Great!  Sounds good to me!  What is the next sentence?

While something like this will undoubtedly be tried in many Western countries, the economics do not work.

Dammit!  Elsewhere Lind is quite tough on The Economist’s worldview.

That is our roundup on the Sidney Awards, a subject that we predict will interest… Vali?  Maybe one or two other readers.

For those of you wondering, our series on the Book of Mark will continue in the New Year!

We’re developing a Very Interesting theory about who wrote Mark, and the bromance at the heart of the story.

“We’re working on a theory of the Gospel of Mark” is definitely something a not crazy person says on their website.

See you in 2018!

 

 


Training Literature Field Unit No. 1

Helytimes began in 2012.  Our idea was

  1. become good at writing for the Internet
  2. a writer should have a website
  3. have a space to collect, digest and share items of interest.

We’ve tried to come up with a mission statement or guiding purpose, but the truth is, this is stuff we had to get out of our head.

The healthiest thing to do was share it.

The best way to put it might be a place to share crazy interesting things we’ve come across.

Since then we’ve published over 1,050 posts.  We’re just now starting to get good at it, in our opinion.

Here are the twenty-one most popular posts:

  1. No On Measure S (by guest Hayes)

The moral here is probably that we should start a local LA news-and-takes site written by other people.

  1. Sundown, Gordon Lightfoot (1974)

  2. Mountaineering Movies on Netflix Instant, Ranked

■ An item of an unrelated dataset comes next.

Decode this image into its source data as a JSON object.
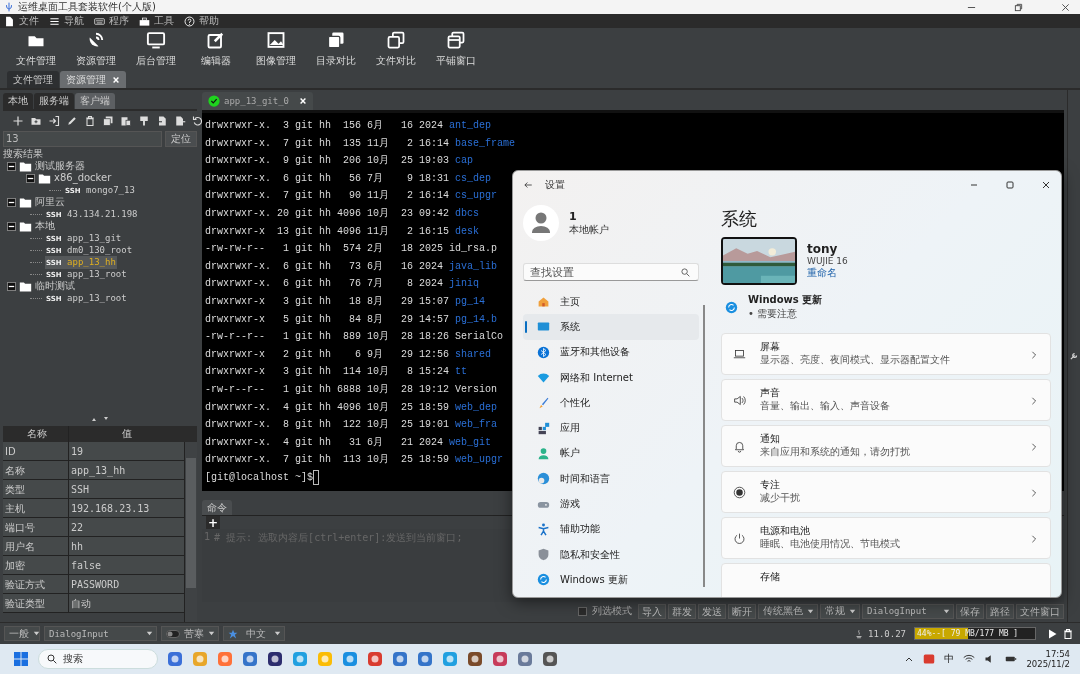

  3. Fred Trump

  4. Cinderella and Interrogation Technique

  5. The Great Debates 

  6. Karl Ove Knausgaard

  7. Fascinated by: Ray Dalio

  8. How Big Was Mexico City in 1519?

  9. American Historical Figure Who Reminds Me Of Trump

  10. Losing The War by Lee Sandlin 

  11. Conversations With Kennedy

  12. Oil Wells In National Parks

  13. THE WONDER TRAIL 

  14. Gay Hobo Slang

  15. Vertigo Sucks

  16. Jackie Smoking Pregnant

  17. The story of Cahokia

  18. Ireland should take in two million refugees 

  19. Twenty Greatest Australian Artistic Accomplishments of All Time 

  20. The White House Pool 

One lesson here might be to have more local LA journalism written by other people.  Keep meaning to start a whole site for that but I do have a full-time job plus several other projects.

In our opinion the most successful post on Helytimes was

Record Group 80: Series: General Photographic File Of the Department of the Navy, 1943-1958 

although it didn’t crack the top 21, just felt like a time where we added something of value to the Internet and readers responded.

It’s about the work of the Naval Aviation Photographic Unit, also known as the Training Literature Field Unit No. 1, assembled by the great photographer Edward Steichen.

One thread of Helytimes is attempts to reach into the past and find the sources that give us understanding of the past.

Two personal favorites:

Everything is something.

and

Special Snowflakes

This has been the annual performance review and address to the Helytimes readership:

That photo taken by one of Steichen’s guys, Wayne Miller: